Dr. Michele Gannon, a San Francisco psychologist, says there's been an upswing of newlywed couples seeking counseling for Day After The Wedding Blues. That's right, gals. Roughly 10% of the smiley couples on those wedding pages in the Sunday Times will sign up for talk therapy to help adjust to scoring the man, ring, and wedding. Who would've thunk?
Dr. Jane Greer, a New York City-based marriage and family therapist, theorized this anxiety is due to becoming a "We" instead of being the familiar "I."
A recently married woman in the Time article "Postnuptial Depression: What Happens The Day After" even compared her day after the wedding feeling to that of "buyer's remorse."
Ouch. I hope she rephrased that little nugget when her husband was within ear shot.
Of course we've all heard of the 7-year itch and the old "honeymoon phase is over" adage, but what separates this from those is the timing. These doldrums seem to appear almost immediately after the dress-fitting, well-wishing, and champagne-swilling. Brides are literally waking up, picking the rice out of their hair and wondering "what next?"
But unlike those depressing Sunday nights—a fleeting sadness the following Friday always cures—the married couples who seek help are ashamed and sort of bewildered about what to do.
As Gannon points out, some of the blues may be chemical.
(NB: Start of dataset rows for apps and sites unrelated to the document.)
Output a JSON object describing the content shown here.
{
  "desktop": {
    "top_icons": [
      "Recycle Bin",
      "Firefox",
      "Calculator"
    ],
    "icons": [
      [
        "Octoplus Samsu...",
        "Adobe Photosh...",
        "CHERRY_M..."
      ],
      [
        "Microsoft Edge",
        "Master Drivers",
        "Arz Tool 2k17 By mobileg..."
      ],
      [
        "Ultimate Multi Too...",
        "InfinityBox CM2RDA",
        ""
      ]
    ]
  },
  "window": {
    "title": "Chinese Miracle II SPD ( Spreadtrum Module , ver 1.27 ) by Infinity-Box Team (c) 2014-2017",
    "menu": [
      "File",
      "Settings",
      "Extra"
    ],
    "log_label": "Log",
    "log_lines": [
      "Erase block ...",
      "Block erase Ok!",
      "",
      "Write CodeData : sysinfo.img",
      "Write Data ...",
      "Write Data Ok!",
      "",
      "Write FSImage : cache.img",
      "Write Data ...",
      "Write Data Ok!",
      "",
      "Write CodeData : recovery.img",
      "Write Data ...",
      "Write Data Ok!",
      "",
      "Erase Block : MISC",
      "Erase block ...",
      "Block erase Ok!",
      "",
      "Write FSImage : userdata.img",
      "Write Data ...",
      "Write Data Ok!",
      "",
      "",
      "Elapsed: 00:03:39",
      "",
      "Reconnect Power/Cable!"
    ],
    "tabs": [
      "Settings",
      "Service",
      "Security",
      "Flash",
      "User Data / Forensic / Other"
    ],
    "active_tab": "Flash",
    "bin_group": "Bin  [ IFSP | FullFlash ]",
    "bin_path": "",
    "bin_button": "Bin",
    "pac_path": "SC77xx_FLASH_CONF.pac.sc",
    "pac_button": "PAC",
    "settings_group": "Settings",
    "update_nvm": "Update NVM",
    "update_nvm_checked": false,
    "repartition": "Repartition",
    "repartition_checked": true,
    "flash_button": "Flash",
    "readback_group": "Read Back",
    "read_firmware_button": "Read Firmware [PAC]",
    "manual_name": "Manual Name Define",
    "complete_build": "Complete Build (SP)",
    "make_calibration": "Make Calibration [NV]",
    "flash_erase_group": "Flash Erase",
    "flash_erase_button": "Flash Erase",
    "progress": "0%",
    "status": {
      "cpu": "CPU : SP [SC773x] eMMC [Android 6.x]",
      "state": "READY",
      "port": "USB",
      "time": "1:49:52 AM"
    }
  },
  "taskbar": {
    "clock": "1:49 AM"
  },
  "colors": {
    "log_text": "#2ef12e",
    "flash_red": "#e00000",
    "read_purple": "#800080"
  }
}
The feel-good hormones churned out during the first phases of love and the newness of an engagement come to a screeching halt once the reception is over. Understandably, feeling sad after a wedding isn't a predicament one overcomes many times in their life (unless you're Elizabeth Taylor).
So what to do? Not shockingly, the advice is pretty standard. Get exercise, sleep, have sex, remind yourself what a great support system marriage is, and then plan for a few parties or outing after the honeymoon.
Well, like they say, marriage isn't easy.
Cheers to being single!